Oil is now in that $49-50 per barrel price corridor, with the bulls looking to get their wings as they endeavour to push it above $50. Deflation in the eurozone it might be, but the markets spent the session yesterday fixated by the potential for a rate hike in the US, following the release of the last Fed minutes. Govies reacted with the UST 10-year yield backing up to 1.88% (+11bp) having seen 1.70% a couple of days ago. Gilt yields gapped with the 10-year up at 1.44% (+7bp) while the equivalent Bund yield also jumped to 0.17% (+4bp). No small ups/downs in this session!

And primary.. plenty of it

We had another good session in the primary market. That was to be expected. Coca Cola was fast out of the blocks and everyone’s main focus with a 4-trancher, with Ceske Drahy the other IG non-financial borrower. Telecom Italia also came, but its rating lands it in the HY bucket, though we’re quite sure most of the demand for this borrower’s debt would have been from traditional IG investors. There is always demand for a fallen angel national champion on the cusp of investment-grade: old attitudes towards them die slowly.

Furthermore, the $90bn of demand for Dell’s mega 6-tranche $20bn offering on Tuesday puts paid to concerns of a rate rise and/or jitters around the HY market per se. Admittedly, the Dell issues were low-IG rated and secured, but the broader point was not lost on us – that the hunt for yield through adding corporate bond risk in dollars is showing no sign of abating.

coca cola

4 tranche deal for Coca Cola

So Coca-Cola took €2.2bn in a 4-tranche deal spanning maturities from 18 months to 12 years, with all tranches pricing a massive 20-27bp versus those initial indications! The backdrop of volatile equities made absolutely no difference to the pricing process: we could have thought the leads and/or the issuer might be generous. They weren’t. Coke is a relatively infrequent borrower over here and limited the deals to sizes of €500-€700m per tranche amid the huge demand, allowing the pricing to be rammed tighter. The Ceske deal was for €400m (sub-benchmark, -20bp vs IPT), bringing the total for the day to €2.6bn for IG non-financial issuance and taking the total for the month past the €30bn mark to €31.6bn. In HY, Telecom Italia garnered a €4bn book to raise €1bn in 10-year funding (even this borrower is now able to get a longer maturity than it normally would), inside IPT at a yield of 3.625%. In unsecured financials, BNP lifted €1bn in 10-year funding.

Mid-June FOMC beckons, markets all cock-a-hoop

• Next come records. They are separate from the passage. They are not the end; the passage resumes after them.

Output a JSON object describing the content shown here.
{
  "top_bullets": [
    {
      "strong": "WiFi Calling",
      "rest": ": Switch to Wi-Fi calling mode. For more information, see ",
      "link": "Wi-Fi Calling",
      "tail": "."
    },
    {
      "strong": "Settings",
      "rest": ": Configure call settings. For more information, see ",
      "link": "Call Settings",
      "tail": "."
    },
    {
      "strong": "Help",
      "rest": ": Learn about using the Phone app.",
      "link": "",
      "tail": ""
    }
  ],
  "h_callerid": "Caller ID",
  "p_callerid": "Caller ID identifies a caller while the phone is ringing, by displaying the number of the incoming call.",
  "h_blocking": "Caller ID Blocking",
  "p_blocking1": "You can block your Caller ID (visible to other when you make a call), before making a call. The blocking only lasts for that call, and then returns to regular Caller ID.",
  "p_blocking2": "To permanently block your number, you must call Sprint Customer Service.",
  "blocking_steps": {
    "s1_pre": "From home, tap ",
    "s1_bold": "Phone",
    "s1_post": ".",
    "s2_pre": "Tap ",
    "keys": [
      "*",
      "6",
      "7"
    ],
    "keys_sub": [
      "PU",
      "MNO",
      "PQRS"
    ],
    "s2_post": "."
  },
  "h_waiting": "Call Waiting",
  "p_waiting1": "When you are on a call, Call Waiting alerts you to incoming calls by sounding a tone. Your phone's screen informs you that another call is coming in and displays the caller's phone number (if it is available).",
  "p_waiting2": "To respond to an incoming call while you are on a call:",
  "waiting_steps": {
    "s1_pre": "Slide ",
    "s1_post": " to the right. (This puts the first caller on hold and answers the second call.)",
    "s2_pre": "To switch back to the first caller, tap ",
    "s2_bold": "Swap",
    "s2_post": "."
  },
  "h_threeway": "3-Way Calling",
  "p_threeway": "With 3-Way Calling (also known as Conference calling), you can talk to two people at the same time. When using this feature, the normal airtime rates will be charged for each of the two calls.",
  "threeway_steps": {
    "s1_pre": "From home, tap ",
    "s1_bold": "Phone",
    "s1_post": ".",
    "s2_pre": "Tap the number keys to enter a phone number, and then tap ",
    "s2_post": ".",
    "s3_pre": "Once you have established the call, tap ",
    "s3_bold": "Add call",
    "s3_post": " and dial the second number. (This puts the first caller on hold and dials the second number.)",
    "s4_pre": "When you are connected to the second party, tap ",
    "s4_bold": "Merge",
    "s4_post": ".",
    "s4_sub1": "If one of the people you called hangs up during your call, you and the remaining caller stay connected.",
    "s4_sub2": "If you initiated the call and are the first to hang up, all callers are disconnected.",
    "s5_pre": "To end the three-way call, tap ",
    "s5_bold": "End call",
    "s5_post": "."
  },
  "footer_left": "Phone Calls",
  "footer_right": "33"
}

The Fed minutes suggested we might get some rate action after all come that mid-June meeting, and the markets reacted accordingly. After the close in Europe, we saw some additional pressure on Treasuries (yields up) and a flattening of the curve, while stocks initially edged higher maybe on hopes, we think, that a more buoyant economy would be a godsend for corporate earnings. It didn’t last and US stocks succumbed to the rate jitters, ending the session lower. There are no “get out of jail free” cards being doled out. Before that, we closed out in Europe with equities better bid across the board and 0.5% or more higher.

In credit, we closed secondary markets unchanged with investors focused almost exclusively on primary and happy to clip performance of news deals which are seeing IPTs discarded, like they’re the poorest of indicators for where a deal might price. Why bother with them at all? In HY, the market was also effectively unchanged, but probably better bid for choice, if one was pushed.

Primary will dominate today – and it promises to be a heavy session again, but the machinations around US interest rate risk will have the non-corporate bond market investors’ attention. That means some pressure on EM – equities, credit and FX; and a volatile period for most into the June 14 Fed get together. Good luck.

Back tomorrow.

Suki Mann

A 30+ year veteran of the European corporate bond markets and in his role as Credit Strategist, Dr Mann has been ranked number one in the Euromoney Investor Survey eight times in ten years. Previously with Societe Generale and UBS, he now shares views of events in the corporate bond market exclusively here on CreditMarketDaily.com.